With over £13billion lost to cyber fraud in the UK each year, Nickie Aiken MP took part in a Westminster Hall debate to highlight the work being done by the City of London Police, based in the Two Cities, to help combat some of the thousands of cyber scams in operation in the UK and to emphasise the need for government to ensure that local police forces have the capacity to take the cases forward.
Nickie spoke about vigilance for individuals not just in their day to day lives, but also in their online presence and reported that the best way to highlight these scams are to forward possible scam texts to 7726 or forward phishing emails to email@example.com
Thank you, Mr Dowd, and it's a pleasure to serve under your chairmanship this afternoon. And I would like to thank the Honourable Member for Ogmore for securing this timely debate.
The scale of fraud and cybercrime is remarkable, affecting more people more often than any other crime. It represents more than a third of all estimated crime, with 6.1 million incidents in England and Wales in the year ending September 2020.
80% of reported fraud is facilitated by the use of digital technology, and the Coronavirus pandemic means so many more of us are using online services to shop, invest, and for leisure.
And our habits change, so do those of criminals. I believe that life on the internet should be as safe as our lives offline. If being exploited on the high street is unacceptable, the same must apply to vendors who operate online.
I am proud that the City of London Police, based in my constituency, is the National Police Chiefs' Council lead for economic and cybercrime and the national lead force for fraud. They work to investigate serious, complex, and cross-border fraud, which is beyond the capability of a local police force, and provides training for such police forces and private sector work through its Economic Crime Academy.
With the support of the City of London Corporation and stakeholders including UK Finance, the City of London Police has consistently shown how it can harness and work with the private sector to tackle cyber fraud, providing a bridge for law enforcement into financial institutions, and importantly, now into the Fintech sector.
Mr Dowd, I welcome the draught online safety bill announced in the recent Queen's Speech, which I hope will do much to tackle cyber fraud. Indeed, the inclusion of fraud within the legislation will provide much-needed encouragement for online service providers to take responsibility for protecting users of their services and implementing counter-fraud strategies to prevent malicious content. This is essential in a time where we have become even more dependent on making our digital defences robust and capable of dealing with the volume of fraud that we are now seeing.
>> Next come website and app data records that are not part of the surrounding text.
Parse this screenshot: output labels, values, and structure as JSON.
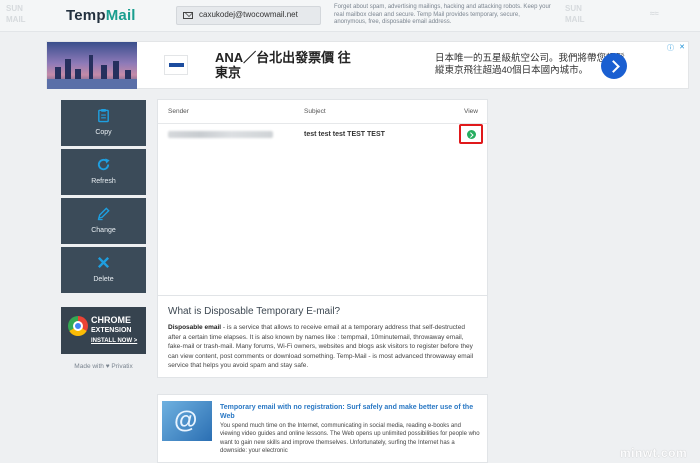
{
  "header": {
    "logo_temp": "Temp",
    "logo_mail": "Mail",
    "email": "caxukodej@twocowmail.net",
    "tagline": "Forget about spam, advertising mailings, hacking and attacking robots. Keep your real mailbox clean and secure. Temp Mail provides temporary, secure, anonymous, free, disposable email address."
  },
  "ad": {
    "title_line1": "ANA／台北出發票價 往",
    "title_line2": "東京",
    "desc": "日本唯一的五星級航空公司。我們將帶您輕鬆縱東京飛往超過40個日本國內城市。",
    "adchoices": "ⓘ",
    "close": "✕"
  },
  "sidebar": {
    "items": [
      {
        "label": "Copy",
        "icon": "clipboard-icon"
      },
      {
        "label": "Refresh",
        "icon": "refresh-icon"
      },
      {
        "label": "Change",
        "icon": "edit-icon"
      },
      {
        "label": "Delete",
        "icon": "close-icon"
      }
    ],
    "chrome": {
      "title": "CHROME",
      "subtitle": "EXTENSION",
      "link": "INSTALL NOW >"
    },
    "made_with": "Made with ♥ Privatix"
  },
  "inbox": {
    "columns": [
      "Sender",
      "Subject",
      "View"
    ],
    "rows": [
      {
        "sender": "",
        "subject": "test test test TEST TEST"
      }
    ]
  },
  "info": {
    "heading": "What is Disposable Temporary E-mail?",
    "lead": "Disposable email",
    "body": " - is a service that allows to receive email at a temporary address that self-destructed after a certain time elapses. It is also known by names like : tempmail, 10minutemail, throwaway email, fake-mail or trash-mail. Many forums, Wi-Fi owners, websites and blogs ask visitors to register before they can view content, post comments or download something. Temp-Mail - is most advanced throwaway email service that helps you avoid spam and stay safe."
  },
  "article": {
    "title": "Temporary email with no registration: Surf safely and make better use of the Web",
    "text": "You spend much time on the Internet, communicating in social media, reading e-books and viewing video guides and online lessons. The Web opens up unlimited possibilities for people who want to gain new skills and improve themselves. Unfortunately, surfing the Internet has a downside: your electronic"
  },
  "watermark": "minwt.com",
  "colors": {
    "sidebar_bg": "#3b4b59",
    "accent": "#1a9e8f",
    "view_button": "#27ae60",
    "highlight": "#e0191b",
    "link": "#2a78c4"
  }
}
By the same token, if we are seeing cyber fraud more often replacing traditional crime, we must allocate the relevant resources to reflect this new significance.
Equally, the City of London Police, which holds, as I said, the unique role in this landscape, must be properly funded so it can continue upholding their national responsibilities.
This said, online fraud need not be as sophisticated. Online threats can and do spring from almost anywhere.
Last year, the City of London Police alone requested suspension of 54,000 telephone, email, website and social media accounts.
Facebook, Amazon, WhatsApp, Instagram, Snapchat, Twitter and LinkedIn are the platforms that feature most frequently in fraud and cybercrime reports.
And I'm sure all of us in this room use at least one of these platforms every day.
The challenge is immense, and online services providers must take more responsibility in protecting the users of their services and implementing counter-fraud strategies.
The Suspicious Email Reporting Service, developed in partnership with the National Cyber Security Crime Centre, has received nearly 6 million reports in the last year resulting in the removal of more than 43,000 scams and 86,000 URLs, including those linked to COVID19, investment, and online shopping fraud.
I personally have used the excellent service myself, forwarding suspicious emails to firstname.lastname@example.org and text to 7726.
We all have a part to play in ensuring those fraudsters are closed down as soon as possible.
Clearly, updating the framework by which we enforce against cyber fraud is a priority for this government, and I welcome their conviction on this. But the solution is not one dimensional.
All of us have a role to play with fraud prevention.
We know not to leave our doors unlocked, to leave possessions visible in our cars, to leave our telephones on a table when we're out eating.
We know that in order to keep ourselves safe, we have to take a degree of personal responsibility, and the same now needs to be replicated online.
And people, no matter what their age, should be taught how to keep themselves safe online.
Mr Dowd, one final point, if I may.
While there is more that can and quickly is being done centrally, I believe that there needs to be a greater priority placed on fraud at a local policing level.
Indeed, too few of the cases disseminated to local forces for investigation by Action Fraud have actually reached a judicial outcome.
So simply increasing capability, capacity and focus, centrally, will not address the substantial shortfall in local police forces to take cases forward. Now more than ever there needs to be a drive to boost local police capacity and ensure consistency of approach.
I'm glad to see the government respond with strength on this issue, and it is my hope this strength does not wane but fortifies itself to protect our citizens against aggressive and malicious abuses of technology.